What Are Beta Glucans?
Beta glucans are sugar compounds found in bacteria, yeast, fungi, algae and plants such as oats and barley.
They are a source of soluble fiber and research suggests they may reduce high cholesterol and improve skin conditions such as eczema, bedsores, wounds and radiation therapy burns.
For people diagnosed with mesothelioma, beta glucans may improve their well-being in addition to other benefits.
Potential benefits of beta glucan for mesothelioma include:
- Supporting the immune system to fight bacterial infections.

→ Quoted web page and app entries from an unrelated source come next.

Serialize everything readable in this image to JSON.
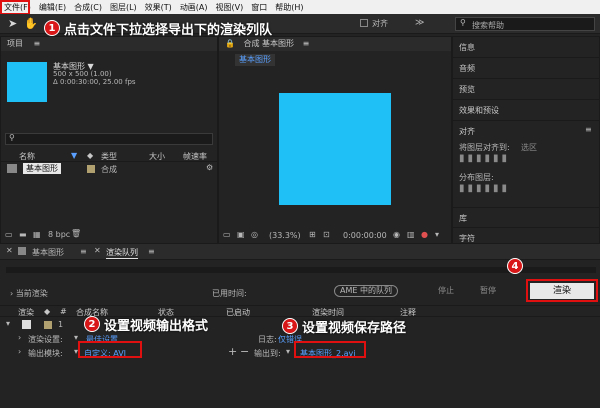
{
  "menu": [
    "文件(F)",
    "编辑(E)",
    "合成(C)",
    "图层(L)",
    "效果(T)",
    "动画(A)",
    "视图(V)",
    "窗口",
    "帮助(H)"
  ],
  "toolbar": {
    "align_label": "对齐"
  },
  "search": {
    "placeholder": "搜索帮助"
  },
  "project": {
    "title": "项目",
    "item_name": "基本图形 ▼",
    "item_meta1": "500 x 500 (1.00)",
    "item_meta2": "Δ 0:00:30:00, 25.00 fps",
    "columns": [
      "名称",
      "类型",
      "大小",
      "帧速率"
    ],
    "row": {
      "name": "基本图形",
      "type": "合成"
    },
    "bpc": "8 bpc"
  },
  "comp": {
    "title": "合成 基本图形",
    "tab": "基本图形",
    "zoom": "(33.3%)",
    "timecode": "0:00:00:00"
  },
  "right_panel": {
    "items": [
      "信息",
      "音频",
      "预览",
      "效果和预设",
      "对齐"
    ],
    "align_to_label": "将图层对齐到:",
    "align_to_value": "选区",
    "distribute_label": "分布图层:",
    "library": "库",
    "chars": "字符"
  },
  "timeline": {
    "tab1": "基本图形",
    "tab2": "渲染队列"
  },
  "render_queue": {
    "current_render": "当前渲染",
    "elapsed": "已用时间:",
    "ame_button": "AME 中的队列",
    "stop": "停止",
    "pause": "暂停",
    "render": "渲染",
    "columns": [
      "渲染",
      "#",
      "合成名称",
      "状态",
      "已启动",
      "渲染时间",
      "注释"
    ],
    "row_num": "1",
    "render_settings_label": "渲染设置:",
    "render_settings_value": "最佳设置",
    "log_label": "日志:",
    "log_value": "仅错误",
    "output_module_label": "输出模块:",
    "output_module_value": "自定义: AVI",
    "output_to_label": "输出到:",
    "output_to_value": "基本图形_2.avi"
  },
  "annotations": {
    "n1": "1",
    "t1": "点击文件下拉选择导出下的渲染列队",
    "n2": "2",
    "t2": "设置视频输出格式",
    "n3": "3",
    "t3": "设置视频保存路径",
    "n4": "4"
  },
  "colors": {
    "accent": "#1ec0f5",
    "annotation": "#e01010"
  }
}
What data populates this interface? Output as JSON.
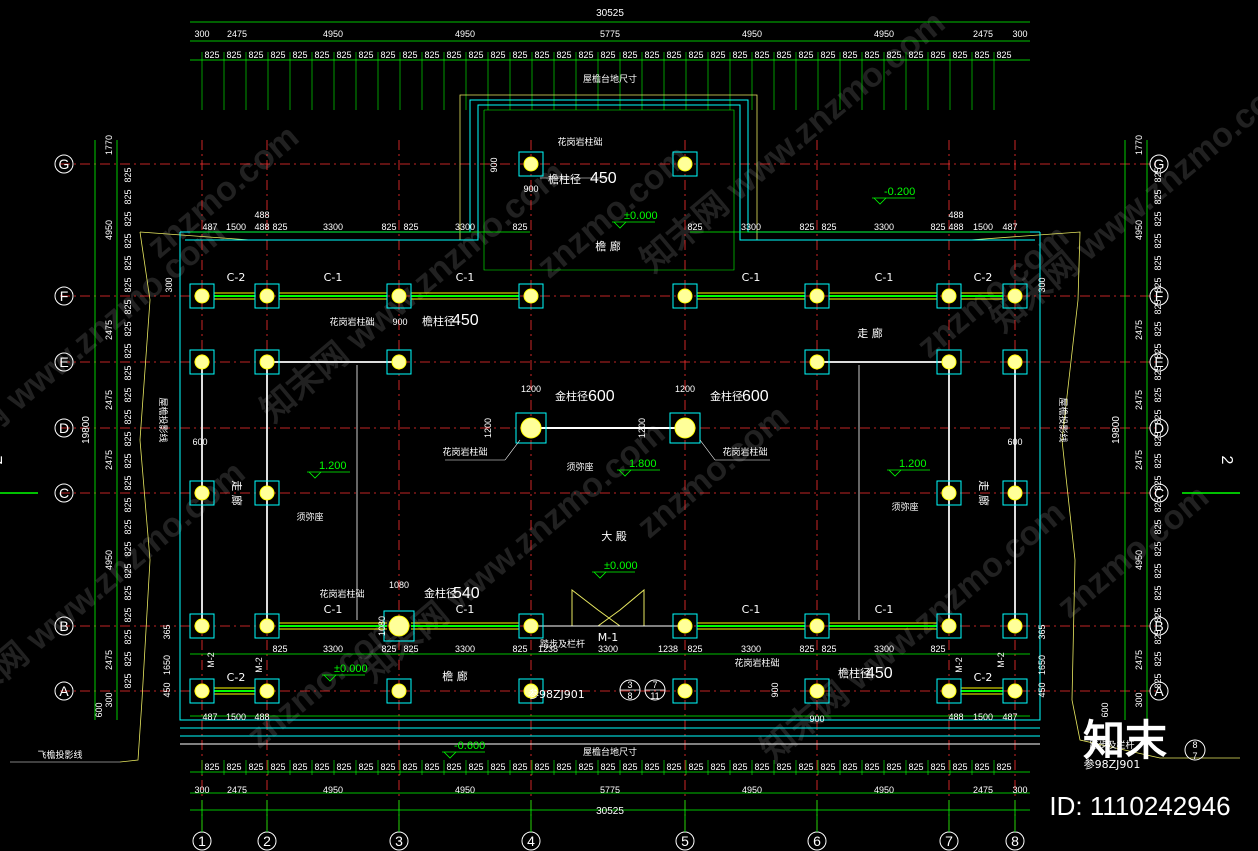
{
  "grid_cols": [
    "1",
    "2",
    "3",
    "4",
    "5",
    "6",
    "7",
    "8"
  ],
  "grid_rows": [
    "G",
    "F",
    "E",
    "D",
    "C",
    "B",
    "A"
  ],
  "dims": {
    "overall": "30525",
    "top_bays": [
      "300",
      "2475",
      "4950",
      "4950",
      "5775",
      "4950",
      "4950",
      "2475",
      "300"
    ],
    "module": "825",
    "left_total": "19800",
    "right_total": "19800",
    "left_rows": [
      "1770",
      "825",
      "4950",
      "825",
      "2475",
      "2475",
      "2475",
      "4950",
      "2475",
      "300",
      "600"
    ],
    "front_rooms": [
      "487",
      "1500",
      "488",
      "825",
      "3300",
      "825",
      "825",
      "3300",
      "825"
    ],
    "bottom_doors": [
      "825",
      "3300",
      "825",
      "825",
      "3300",
      "825",
      "1238",
      "3300",
      "1238",
      "825",
      "3300",
      "825",
      "825",
      "3300",
      "825"
    ],
    "side_small": [
      "365",
      "1650",
      "450",
      "600",
      "300"
    ],
    "col_small": [
      "900",
      "900",
      "1200",
      "1200",
      "1200",
      "1200",
      "1080",
      "1080",
      "900",
      "900"
    ]
  },
  "labels": {
    "column_base_1": "花岗岩柱础",
    "eave_col": "檐柱径",
    "eave_col_size": "450",
    "gold_col": "金柱径",
    "gold_col_size_600": "600",
    "gold_col_size_540": "540",
    "corridor": "走  廊",
    "front_corridor": "檐    廊",
    "hall": "大    殿",
    "altar": "须弥座",
    "window_c1": "C-1",
    "window_c2": "C-2",
    "door_m1": "M-1",
    "door_m2": "M-2",
    "step_ref": "踏步及栏杆",
    "std_ref": "98ZJ901",
    "std_ref_full": "参98ZJ901",
    "roof_outline": "屋檐投影线",
    "roof_line_label": "飞檐投影线",
    "upper_axis": "屋檐台地尺寸",
    "section_mark": "2",
    "detail_nums": [
      "3",
      "7",
      "8",
      "11"
    ]
  },
  "elevations": {
    "e0": "±0.000",
    "e1": "±0.000",
    "e2": "±0.000",
    "e_m200": "-0.200",
    "e_m600": "-0.600",
    "e1200a": "1.200",
    "e1200b": "1.200",
    "e1800": "1.800"
  },
  "watermarks": [
    "知末网 www.znzmo.com",
    "znzmo.com",
    "知末网"
  ],
  "brand": {
    "logo": "知末",
    "id": "ID: 1110242946"
  }
}
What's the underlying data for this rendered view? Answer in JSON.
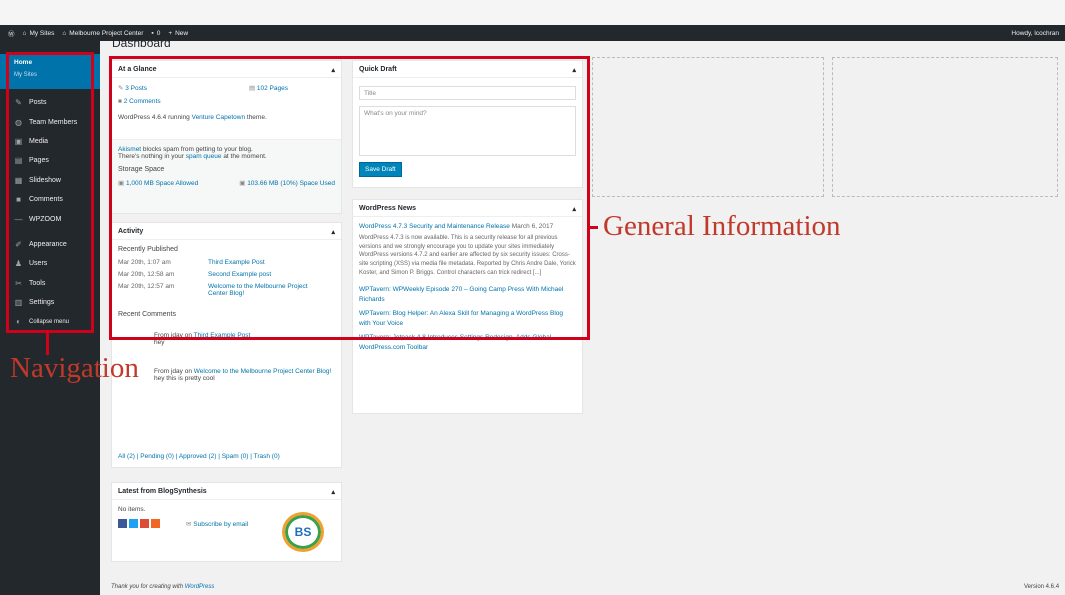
{
  "adminbar": {
    "wp_icon": "wordpress-logo-icon",
    "my_sites": "My Sites",
    "site_name": "Melbourne Project Center",
    "comments_count": "0",
    "new_label": "New",
    "howdy": "Howdy, lcochran"
  },
  "page": {
    "title": "Dashboard"
  },
  "sidebar": {
    "home": "Home",
    "my_sites": "My Sites",
    "items": [
      {
        "label": "Posts",
        "icon": "pin-icon"
      },
      {
        "label": "Team Members",
        "icon": "group-icon"
      },
      {
        "label": "Media",
        "icon": "media-icon"
      },
      {
        "label": "Pages",
        "icon": "pages-icon"
      },
      {
        "label": "Slideshow",
        "icon": "slideshow-icon"
      },
      {
        "label": "Comments",
        "icon": "comments-icon"
      },
      {
        "label": "WPZOOM",
        "icon": "wpzoom-icon"
      },
      {
        "label": "Appearance",
        "icon": "paintbrush-icon"
      },
      {
        "label": "Users",
        "icon": "users-icon"
      },
      {
        "label": "Tools",
        "icon": "tools-icon"
      },
      {
        "label": "Settings",
        "icon": "settings-icon"
      },
      {
        "label": "Collapse menu",
        "icon": "collapse-icon"
      }
    ]
  },
  "glance": {
    "title": "At a Glance",
    "posts": "3 Posts",
    "pages": "102 Pages",
    "comments": "2 Comments",
    "wp_version_prefix": "WordPress 4.6.4 running ",
    "theme": "Venture Capetown",
    "theme_suffix": " theme.",
    "akismet_link": "Akismet",
    "akismet_text": " blocks spam from getting to your blog.",
    "spam_prefix": "There's nothing in your ",
    "spam_link": "spam queue",
    "spam_suffix": " at the moment.",
    "storage_title": "Storage Space",
    "space_allowed": "1,000 MB Space Allowed",
    "space_used": "103.66 MB (10%) Space Used"
  },
  "activity": {
    "title": "Activity",
    "recent_published": "Recently Published",
    "posts": [
      {
        "date": "Mar 20th, 1:07 am",
        "title": "Third Example Post"
      },
      {
        "date": "Mar 20th, 12:58 am",
        "title": "Second Example post"
      },
      {
        "date": "Mar 20th, 12:57 am",
        "title": "Welcome to the Melbourne Project Center Blog!"
      }
    ],
    "recent_comments": "Recent Comments",
    "comment1_from": "From jday on ",
    "comment1_post": "Third Example Post",
    "comment1_text": "hey",
    "comment2_from": "From jday on ",
    "comment2_post": "Welcome to the Melbourne Project Center Blog!",
    "comment2_text": "hey this is pretty cool",
    "filters": "All (2) | Pending (0) | Approved (2) | Spam (0) | Trash (0)"
  },
  "draft": {
    "title": "Quick Draft",
    "title_placeholder": "Title",
    "content_placeholder": "What's on your mind?",
    "save_label": "Save Draft"
  },
  "news": {
    "title": "WordPress News",
    "headline": "WordPress 4.7.3 Security and Maintenance Release",
    "date": "March 6, 2017",
    "body": "WordPress 4.7.3 is now available. This is a security release for all previous versions and we strongly encourage you to update your sites immediately WordPress versions 4.7.2 and earlier are affected by six security issues: Cross-site scripting (XSS) via media file metadata. Reported by Chris Andre Dale, Yorick Koster, and Simon P. Briggs. Control characters can trick redirect [...]",
    "item1": "WPTavern: WPWeekly Episode 270 – Going Camp Press With Michael Richards",
    "item2": "WPTavern: Blog Helper: An Alexa Skill for Managing a WordPress Blog with Your Voice",
    "item3": "WPTavern: Jetpack 4.8 Introduces Settings Redesign, Adds Global WordPress.com Toolbar"
  },
  "blogsyn": {
    "title": "Latest from BlogSynthesis",
    "no_items": "No items.",
    "subscribe": "Subscribe by email",
    "logo_text": "BS"
  },
  "footer": {
    "thanks_prefix": "Thank you for creating with ",
    "thanks_link": "WordPress",
    "version": "Version 4.6.4"
  },
  "annotations": {
    "navigation": "Navigation",
    "general": "General Information",
    "color": "#c0392b"
  }
}
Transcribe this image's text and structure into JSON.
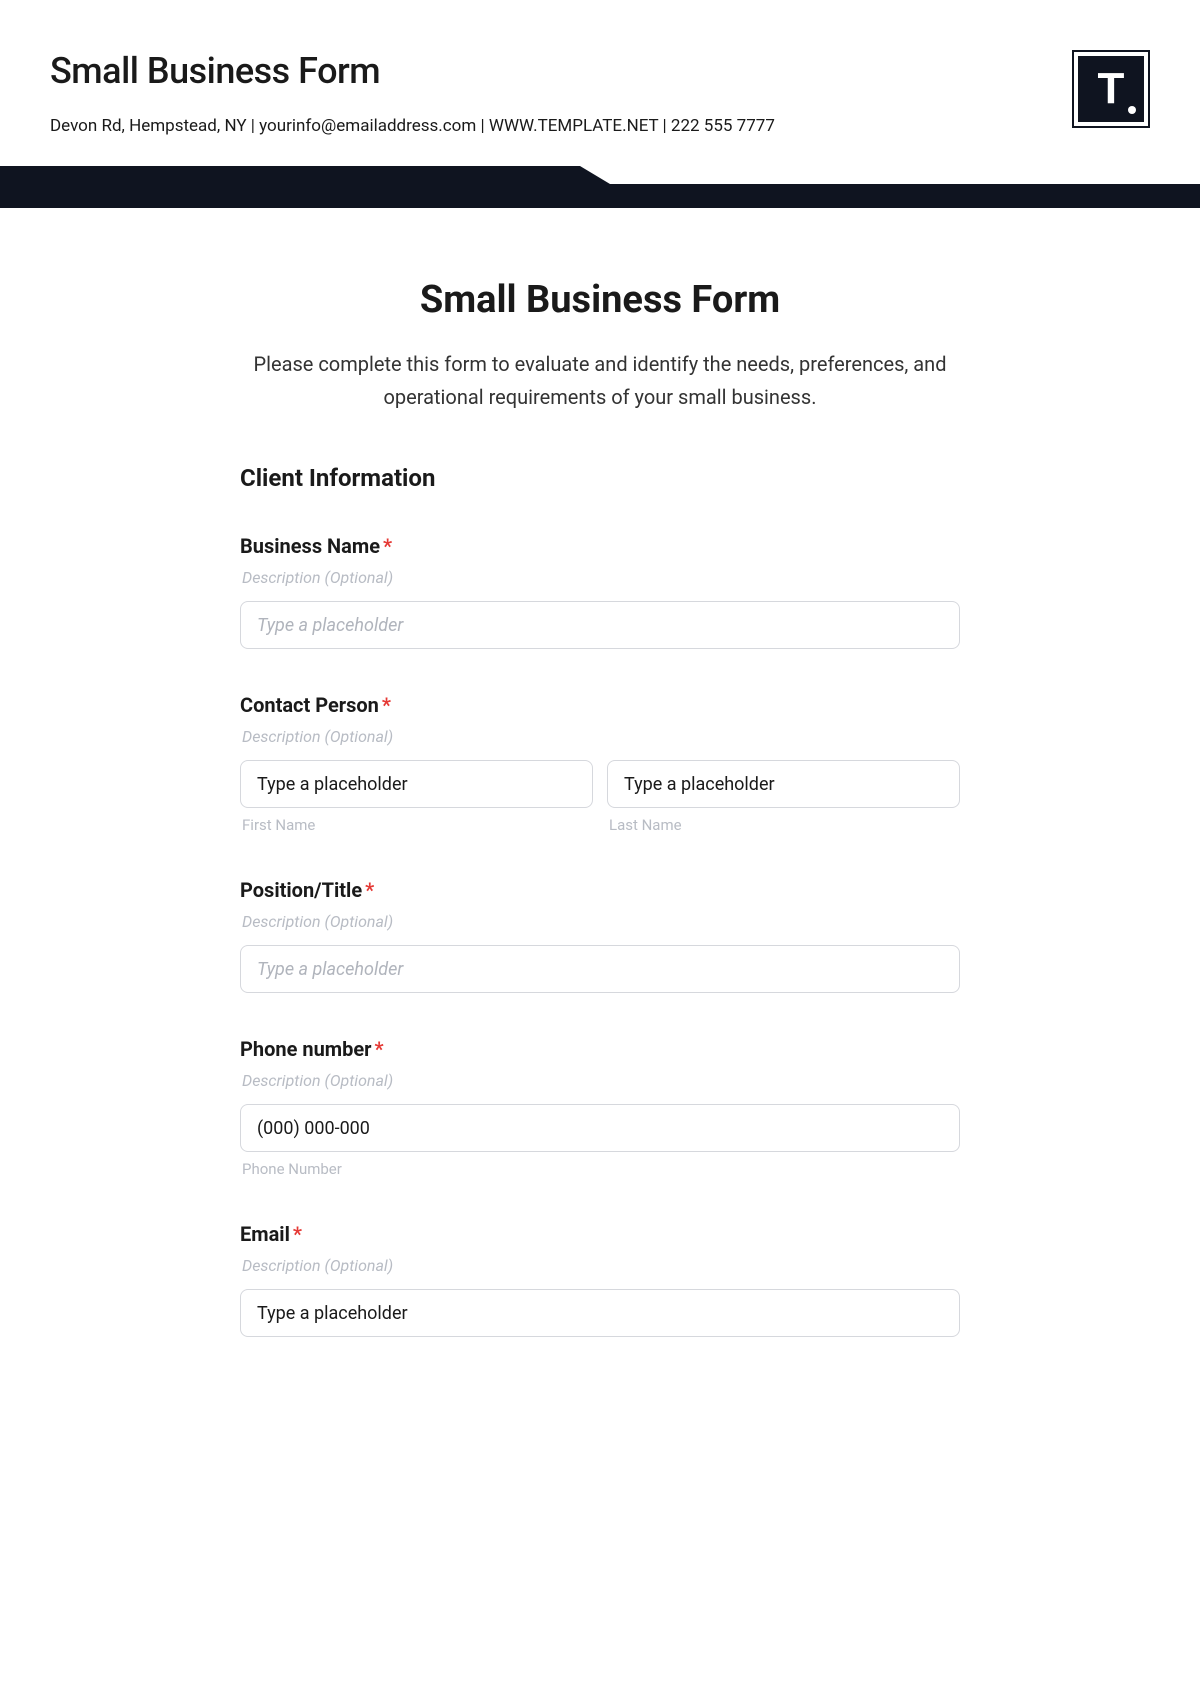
{
  "header": {
    "title": "Small Business Form",
    "contact_line": "Devon Rd, Hempstead, NY | yourinfo@emailaddress.com | WWW.TEMPLATE.NET | 222 555 7777",
    "logo_letter": "T"
  },
  "form": {
    "title": "Small Business Form",
    "intro": "Please complete this form to evaluate and identify the needs, preferences, and operational requirements of your small business.",
    "section1_heading": "Client Information",
    "desc_placeholder": "Description (Optional)",
    "fields": {
      "business_name": {
        "label": "Business Name",
        "placeholder": "Type a placeholder"
      },
      "contact_person": {
        "label": "Contact Person",
        "first_placeholder": "Type a placeholder",
        "last_placeholder": "Type a placeholder",
        "first_sub": "First Name",
        "last_sub": "Last Name"
      },
      "position": {
        "label": "Position/Title",
        "placeholder": "Type a placeholder"
      },
      "phone": {
        "label": "Phone number",
        "placeholder": "(000) 000-000",
        "sub": "Phone Number"
      },
      "email": {
        "label": "Email",
        "placeholder": "Type a placeholder"
      }
    }
  }
}
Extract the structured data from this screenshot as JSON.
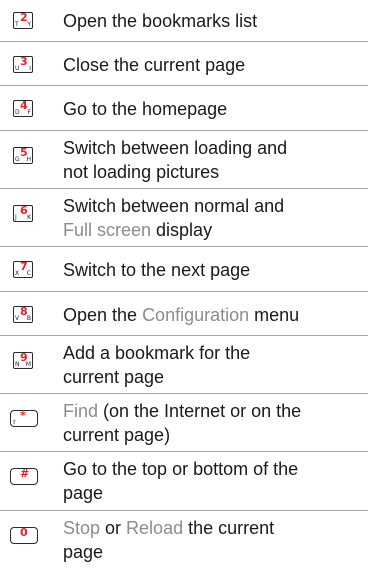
{
  "rows": [
    {
      "key": {
        "main": "2",
        "left": "T",
        "right": "Y"
      },
      "text": "Open the bookmarks list"
    },
    {
      "key": {
        "main": "3",
        "left": "U",
        "right": "I"
      },
      "text": "Close the current page"
    },
    {
      "key": {
        "main": "4",
        "left": "D",
        "right": "F"
      },
      "text": "Go to the homepage"
    },
    {
      "key": {
        "main": "5",
        "left": "G",
        "right": "H"
      },
      "text_1": "Switch between loading and",
      "text_2": "not loading pictures"
    },
    {
      "key": {
        "main": "6",
        "left": "J",
        "right": "K"
      },
      "text_1": "Switch between normal and",
      "text_2_hl": "Full screen",
      "text_2_rest": " display"
    },
    {
      "key": {
        "main": "7",
        "left": "X",
        "right": "C"
      },
      "text": "Switch to the next page"
    },
    {
      "key": {
        "main": "8",
        "left": "V",
        "right": "B"
      },
      "text_pre": "Open the ",
      "text_hl": "Configuration",
      "text_post": " menu"
    },
    {
      "key": {
        "main": "9",
        "left": "N",
        "right": "M"
      },
      "text_1": "Add a bookmark for the",
      "text_2": "current page"
    },
    {
      "key": {
        "main": "*",
        "left": "⇧",
        "right": ""
      },
      "text_hl": "Find",
      "text_1_rest": " (on the Internet or on the",
      "text_2": "current page)"
    },
    {
      "key": {
        "main": "#",
        "left": "",
        "right": ""
      },
      "text_1": "Go to the top or bottom of the",
      "text_2": "page"
    },
    {
      "key": {
        "main": "0",
        "left": "",
        "right": ""
      },
      "text_hl_a": "Stop",
      "text_mid": " or ",
      "text_hl_b": "Reload",
      "text_1_rest": " the current",
      "text_2": "page"
    }
  ]
}
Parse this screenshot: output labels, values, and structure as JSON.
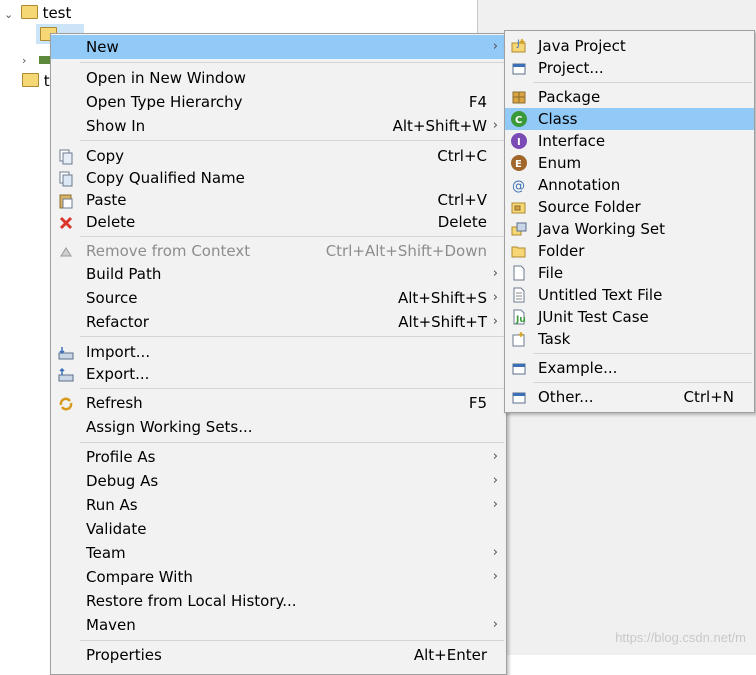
{
  "tree": {
    "items": [
      {
        "label": "test",
        "icon": "project-folder-icon"
      },
      {
        "label": "",
        "icon": "folder-icon"
      },
      {
        "label": "",
        "icon": "library-icon"
      },
      {
        "label": "t",
        "icon": "project-folder-icon"
      }
    ]
  },
  "context_menu": {
    "new": {
      "label": "New"
    },
    "open_new_window": {
      "label": "Open in New Window"
    },
    "open_type_hierarchy": {
      "label": "Open Type Hierarchy",
      "shortcut": "F4"
    },
    "show_in": {
      "label": "Show In",
      "shortcut": "Alt+Shift+W"
    },
    "copy": {
      "label": "Copy",
      "shortcut": "Ctrl+C"
    },
    "copy_qualified_name": {
      "label": "Copy Qualified Name"
    },
    "paste": {
      "label": "Paste",
      "shortcut": "Ctrl+V"
    },
    "delete": {
      "label": "Delete",
      "shortcut": "Delete"
    },
    "remove_from_context": {
      "label": "Remove from Context",
      "shortcut": "Ctrl+Alt+Shift+Down"
    },
    "build_path": {
      "label": "Build Path"
    },
    "source": {
      "label": "Source",
      "shortcut": "Alt+Shift+S"
    },
    "refactor": {
      "label": "Refactor",
      "shortcut": "Alt+Shift+T"
    },
    "import": {
      "label": "Import..."
    },
    "export": {
      "label": "Export..."
    },
    "refresh": {
      "label": "Refresh",
      "shortcut": "F5"
    },
    "assign_working_sets": {
      "label": "Assign Working Sets..."
    },
    "profile_as": {
      "label": "Profile As"
    },
    "debug_as": {
      "label": "Debug As"
    },
    "run_as": {
      "label": "Run As"
    },
    "validate": {
      "label": "Validate"
    },
    "team": {
      "label": "Team"
    },
    "compare_with": {
      "label": "Compare With"
    },
    "restore_local_history": {
      "label": "Restore from Local History..."
    },
    "maven": {
      "label": "Maven"
    },
    "properties": {
      "label": "Properties",
      "shortcut": "Alt+Enter"
    }
  },
  "new_submenu": {
    "java_project": {
      "label": "Java Project"
    },
    "project": {
      "label": "Project..."
    },
    "package": {
      "label": "Package"
    },
    "class": {
      "label": "Class"
    },
    "interface": {
      "label": "Interface"
    },
    "enum": {
      "label": "Enum"
    },
    "annotation": {
      "label": "Annotation"
    },
    "source_folder": {
      "label": "Source Folder"
    },
    "java_working_set": {
      "label": "Java Working Set"
    },
    "folder": {
      "label": "Folder"
    },
    "file": {
      "label": "File"
    },
    "untitled_text_file": {
      "label": "Untitled Text File"
    },
    "junit_test_case": {
      "label": "JUnit Test Case"
    },
    "task": {
      "label": "Task"
    },
    "example": {
      "label": "Example..."
    },
    "other": {
      "label": "Other...",
      "shortcut": "Ctrl+N"
    }
  },
  "watermark": "https://blog.csdn.net/m",
  "colors": {
    "menu_bg": "#f2f2f2",
    "highlight": "#91c9f7",
    "disabled_text": "#8d8d8d",
    "delete_red": "#d9352b",
    "class_green": "#3a9a3a",
    "interface_purple": "#7b4bb5",
    "enum_brown": "#a0662a"
  }
}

- Enhancing the activity of natural killer cells, a part of the immune system that recognizes and attacks cancer cells.
Beta glucans are also prebiotics, which are food for the healthy bacteria in the human digestive system. The collection of bacteria in the gut are collectively referred to as the microbiome.
How Does Beta Glucan Work?
Research does not indicate that beta glucans can directly destroy cancer cells. Rather, beta glucans work by stimulating the immune system to kill cancer cells.
Beta glucans are first absorbed in the small intestine and broken into smaller parts. These substances then enter into circulation where they interact with bone marrow and various parts of the immune system.
Once they are in the immune system, researchers believe beta glucans:
- Enhance immune activation, which translates into anti-cancer activity.
- Spur immune cells to produce anti-cancer compounds called cytokines, which regulate inflammation and help the immune system fight diseases such as cancer.
Researchers have been studying the effects of beta glucan on certain types of cancers. Some studies show it may increase survival times in late-stage cancers.
A 2012 study published in the journal Surgery Today shows that Japan approved a mushroom-derived beta glucan for use with chemotherapy to treat gastric cancer and colorectal cancer, and to prolong remission among patients with small-cell lung cancer.
Researchers have not studied the effects of beta glucan in mesothelioma patients.
Foods Containing Beta Glucan
Doctors and dietitians generally recommend people consume beta glucans through their diet rather than taking a supplement. However, beta glucan supplements are available and generally considered safe and well tolerated.
Edible plants and fungi that contain beta glucan:
- Oats, barley, wheat, rye and sorghum grains
- Brewer’s and baker’s yeast
- Reishi, shiitake and maitake mushrooms
Barley and oats have the highest amount of beta glucans per serving. One cup cooked barley provides 2.5 grams of beta glucans, while a cup of oatmeal has 2 grams of this healthy fiber.
Incorporating beta glucan-rich foods into your diet regularly is a good option for gaining the potential health benefits of this substance.
Free Mesothelioma Nutrition Guide
Eating right and balancing your diet while undergoing mesothelioma treatment can help ease your symptoms.Get Free Recipes & Tips
Potential Side Effects of Beta Glucan
Despite the benefits for mesothelioma patients taking a beta glucan supplement, it carries potential side effects and risks.
Possible side effects of taking beta glucan orally:
Possible side effects of taking beta glucan intravenously:
- Back and joint pain
- Fever and chills
- Excessive urination
- Changes in blood pressure
- Skin rashes
- Swollen lymph nodes
While beta glucan supplements have a good record of safe use, they may not be safe for everyone. These products could worsen gastrointestinal side effects of cancer treatment and interfere with certain medications.
If you want to take beta glucan or use any type of complementary or alternative medicine, talk to your doctor or dietitian first to make sure it is okay for you to use these products.
9 Cited Article Sources
Pan, P. et al. (2019, February 22). The immunomodulatory potential of natural compounds in tumor-bearing mice and humans.
Retrieved from: https://www.tandfonline.com/doi/abs/10.1080/10408398.2018.1537237
Ahluwalia B. et al. (2017, November). Mucosal immune system of the gastrointestinal tract: maintaining balance between the good and the bad.
Retrieved from: https://www.tandfonline.com/doi/abs/10.1080/00365521.2017.1349173
Baldassano, S., Accardi, G., & Vasto, S. (2017). Beta-glucans and cancer: The influence of inflammation and gut peptide. :
Retrieved from: https://www.sciencedirect.com/science/article/pii/S0223523417306955
Webb, D. (2014, May). Betting on Beta-Glucans. :
Retrieved from: http://www.todaysdietitian.com/newarchives/050114p16.shtml
Chan, G.C., Chan, W.K., & Sze, D.M. (2009). The effects of beta glucan on human immune and cancer cells.
- : Retrieved from: https://www.ncbi.nlm.nih.gov/pubmed/19515245
How did this article help you?
What about this article isn’t helpful for you?
Did this article help you?
Share this article
Last Modified July 24, 2019